At the bar you'll make friends, but not everyone hangs out there. It's expensive, and daunting for some, to approach writers who are talking to other people. So you'll be missing some of your audience if you blow off moderating or attending panels. Bookish people like us aren't always the most socially adept. It might take being handed the mike for Q&A for them to talk to you, or the comfort of joining the crowd after the panel to shake hands, or that brief, private moment in the signing line. Then again, they might need the social lubricant of booze before they gush and blush! Don't drink? Get a club soda, no one will notice or care, and you'll save a few bucks. One of the best lessons I learned was from Lawrence Block, at Noir at the Bar Queens, hosted by Alex Segura and Scott Adlerberg. LB doesn't drink, but that didn't stop him from reading; while us newbies were spending bank on expensive cocktails, he was selling books off an iPhone with a Square account. It's a business; have fun, but don't drink away all the profits.

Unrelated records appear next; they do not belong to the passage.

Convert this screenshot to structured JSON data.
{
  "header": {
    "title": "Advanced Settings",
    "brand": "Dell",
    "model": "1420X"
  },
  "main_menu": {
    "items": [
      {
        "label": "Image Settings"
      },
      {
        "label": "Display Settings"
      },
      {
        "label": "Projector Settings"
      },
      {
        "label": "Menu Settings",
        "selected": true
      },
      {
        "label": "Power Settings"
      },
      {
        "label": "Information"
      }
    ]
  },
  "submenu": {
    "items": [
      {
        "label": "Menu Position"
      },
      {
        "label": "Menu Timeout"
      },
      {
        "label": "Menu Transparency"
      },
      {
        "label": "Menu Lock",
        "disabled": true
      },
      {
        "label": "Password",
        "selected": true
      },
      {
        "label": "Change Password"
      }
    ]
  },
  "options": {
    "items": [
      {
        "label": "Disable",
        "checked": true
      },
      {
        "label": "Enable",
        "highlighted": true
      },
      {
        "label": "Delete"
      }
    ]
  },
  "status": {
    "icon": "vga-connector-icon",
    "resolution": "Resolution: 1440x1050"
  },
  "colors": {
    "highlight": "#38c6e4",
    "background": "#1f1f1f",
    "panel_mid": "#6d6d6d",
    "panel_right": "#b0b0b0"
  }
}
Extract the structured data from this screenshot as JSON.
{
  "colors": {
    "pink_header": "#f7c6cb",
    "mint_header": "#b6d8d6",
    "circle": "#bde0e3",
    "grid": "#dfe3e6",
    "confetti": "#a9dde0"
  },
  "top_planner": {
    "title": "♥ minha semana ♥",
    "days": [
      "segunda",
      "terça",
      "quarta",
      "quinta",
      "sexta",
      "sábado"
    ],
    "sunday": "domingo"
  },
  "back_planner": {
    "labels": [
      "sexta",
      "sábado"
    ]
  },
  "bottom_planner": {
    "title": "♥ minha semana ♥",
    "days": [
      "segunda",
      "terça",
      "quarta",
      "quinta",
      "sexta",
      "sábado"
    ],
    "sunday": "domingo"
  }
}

This, coming from the guy who's avatar has him holding a beer stein, who's current work in progress is a "craft beer neo-Nazi hipster cozy." The IRS won't let me write it off as research, you know. And don't worry, I may be writing a cozy, but I'm also a member of "The Boxer" panel moderated by Zoe Sharp, about writing violence. That's on Friday at 3:50pm, and I volunteered to be the punching bag for any demonstrations, so come watch me bleed.

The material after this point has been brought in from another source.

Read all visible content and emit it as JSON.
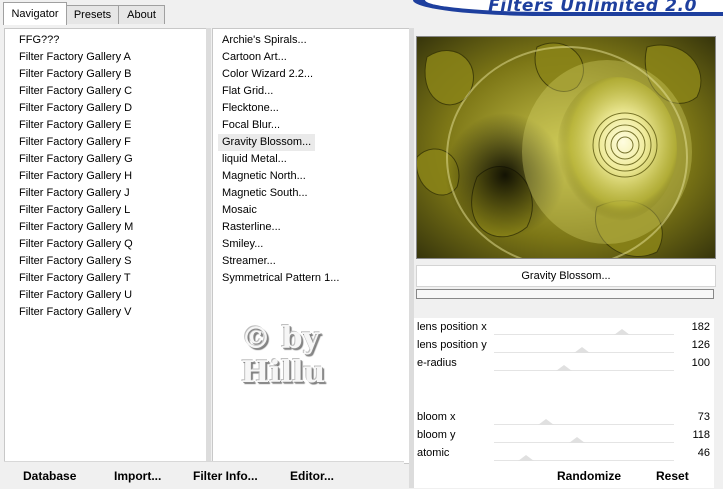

This year the con is in New Orleans, which bodes direly for the "bar." Who's gonna hang out at the Marriott bar when the French Quarter beckons? You want a cheap local dive, go to Lafitte's Blacksmith Shop. Want to be a tourist? Grab a hurricane on Bourbon Street. Music, go to Frenchman Street. Craft beer goons like me will be at Barcadia and World of Beers, and St. Lawrence's on Decatur. Have a sazerac at the Hotel Monteleone carousel bar. No booze? The Cafe du Monde is a must, for coffee and begneits, Community Coffee is better than Starbuck's, and food? You can't go wrong. My faves?

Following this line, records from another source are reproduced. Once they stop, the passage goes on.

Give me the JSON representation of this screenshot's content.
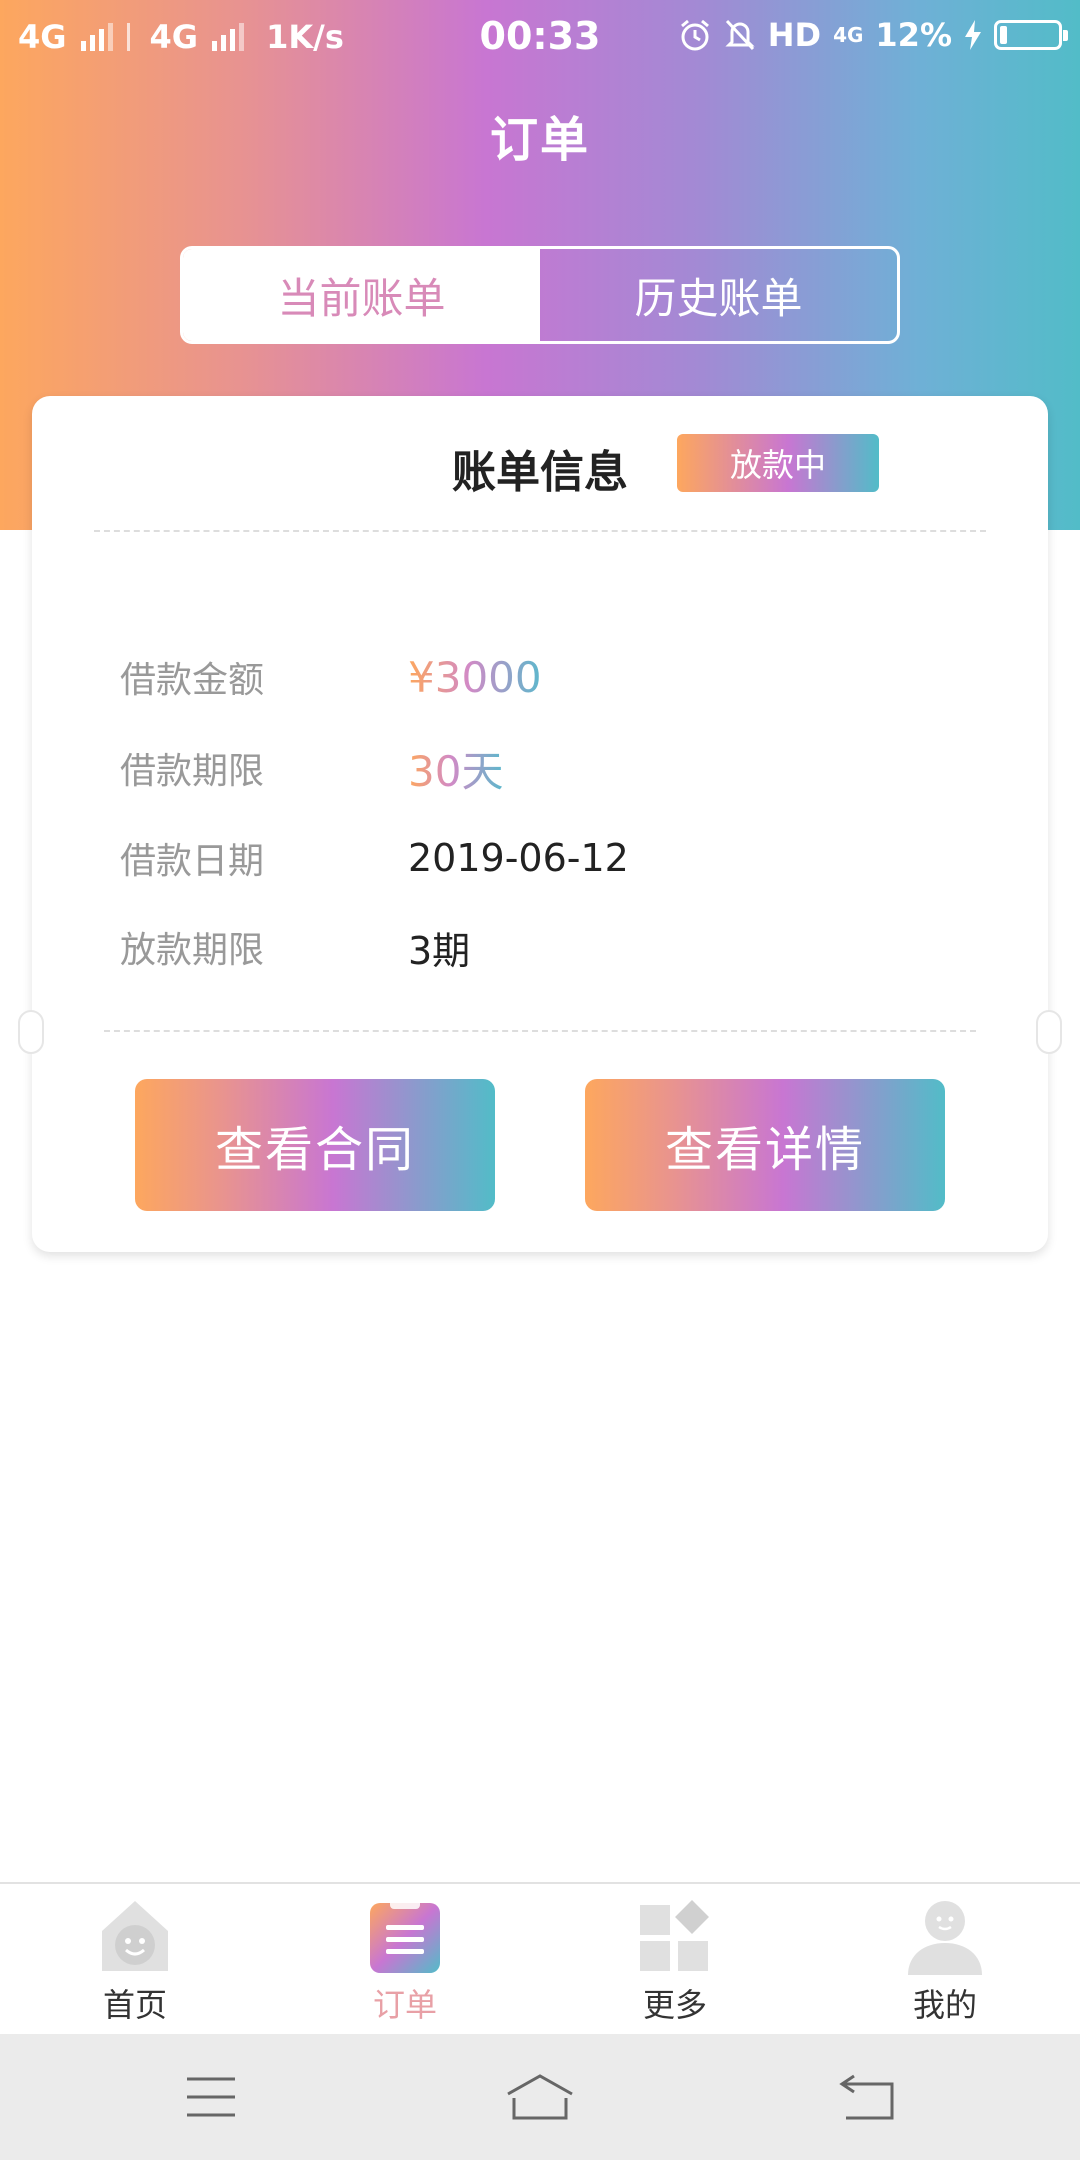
{
  "status_bar": {
    "sim1": "4G",
    "sim2": "4G",
    "speed": "1K/s",
    "time": "00:33",
    "hd": "HD",
    "network_right": "4G",
    "battery": "12%",
    "battery_level": 0.12
  },
  "header": {
    "title": "订单"
  },
  "tabs": {
    "current": "当前账单",
    "history": "历史账单",
    "active": "current"
  },
  "card": {
    "title": "账单信息",
    "badge": "放款中",
    "rows": [
      {
        "label": "借款金额",
        "value": "¥3000"
      },
      {
        "label": "借款期限",
        "value": "30天"
      },
      {
        "label": "借款日期",
        "value": "2019-06-12"
      },
      {
        "label": "放款期限",
        "value": "3期"
      }
    ],
    "buttons": {
      "contract": "查看合同",
      "detail": "查看详情"
    }
  },
  "bottom_nav": {
    "items": [
      {
        "label": "首页",
        "icon": "home-icon"
      },
      {
        "label": "订单",
        "icon": "order-icon",
        "active": true
      },
      {
        "label": "更多",
        "icon": "more-icon"
      },
      {
        "label": "我的",
        "icon": "profile-icon"
      }
    ]
  },
  "system_nav": {
    "menu": "menu-icon",
    "home": "home-outline-icon",
    "back": "back-icon"
  },
  "colors": {
    "gradient_start": "#fda75e",
    "gradient_mid": "#c876d2",
    "gradient_end": "#52bcc8",
    "label_gray": "#999999",
    "tab_active_text": "#d88ab8"
  }
}
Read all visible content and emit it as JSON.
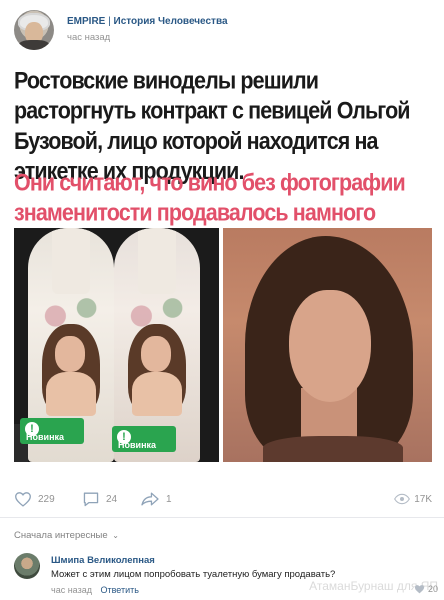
{
  "post": {
    "group_name": "EMPIRE",
    "group_subtitle": "История Человечества",
    "separator": "|",
    "time": "час назад",
    "headline": "Ростовские виноделы решили расторгнуть контракт с певицей Ольгой Бузовой, лицо которой находится на этикетке их продукции.",
    "subhead": "Они считают, что вино без фотографии знаменитости продавалось намного лучше.",
    "photo_tags": [
      "Новинка",
      "Новинка"
    ],
    "photo_tag_mark": "!"
  },
  "actions": {
    "likes": "229",
    "comments": "24",
    "shares": "1",
    "views": "17K"
  },
  "comments_section": {
    "sort_label": "Сначала интересные",
    "sort_chevron": "⌄",
    "comment": {
      "author": "Шмипа Великолепная",
      "text": "Может с этим лицом попробовать туалетную бумагу продавать?",
      "time": "час назад",
      "reply_label": "Ответить",
      "likes": "20"
    }
  },
  "watermark": "АтаманБурнаш для ЯП",
  "colors": {
    "link_blue": "#2a5885",
    "subhead_pink": "#e2506a",
    "muted_gray": "#939393",
    "tag_green": "#2aa44f"
  },
  "icons": [
    "heart-icon",
    "comment-icon",
    "share-icon",
    "eye-icon"
  ]
}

Cafe Begneit for breakfast; also the Ruby Slipper. The buffet places tend to be tourist traps. Lunch, po'boys at Mother's or Johnny's. Dinner at St. Lawrence, Mulate's if you want the Cajun experience, or if you want fancy, Arnaud's or Galatoire's. Cochon is a bit of a ride, but worth it. And on the cheap? a Lucky dog from a hot dog stand, just like Ignatius Reilly sold in A Confederacy of Dunces, are filling and delicious. (Twelve inches of paradise indeed.) There's a lot more than I can detail here, but a cab ride to Treme for chicken at Willie Mae's Scotch House, or a trip out to Mosca's Italian eatery, an old mob joint, won't be soon forgotten. Charley's steakhouse is another classic, no-nonsense place, and it features in my story "Gumbo Weather" in the Bouchercon Blood on the Bayou anthology!
I'll also be at the Anthony Awards, as Protectors 2: Heroes is nominated twice- once for best anthology, and again for Holly West's story "Don't Fear the Ripper," which is nominated for best short story. Scene of the Crime books will have the paperback, and the e-book has the price reduced for a limited time, in honor of the Anthony nom.
Ping me on Twitter at @thomaspluck if you want to join me on any excursions. My guess is the bar will be hottest around 5pm and then late-night when people wander back from enjoying the city. Got an early morning panel? My condolences!
Laissez les bon temps roulez...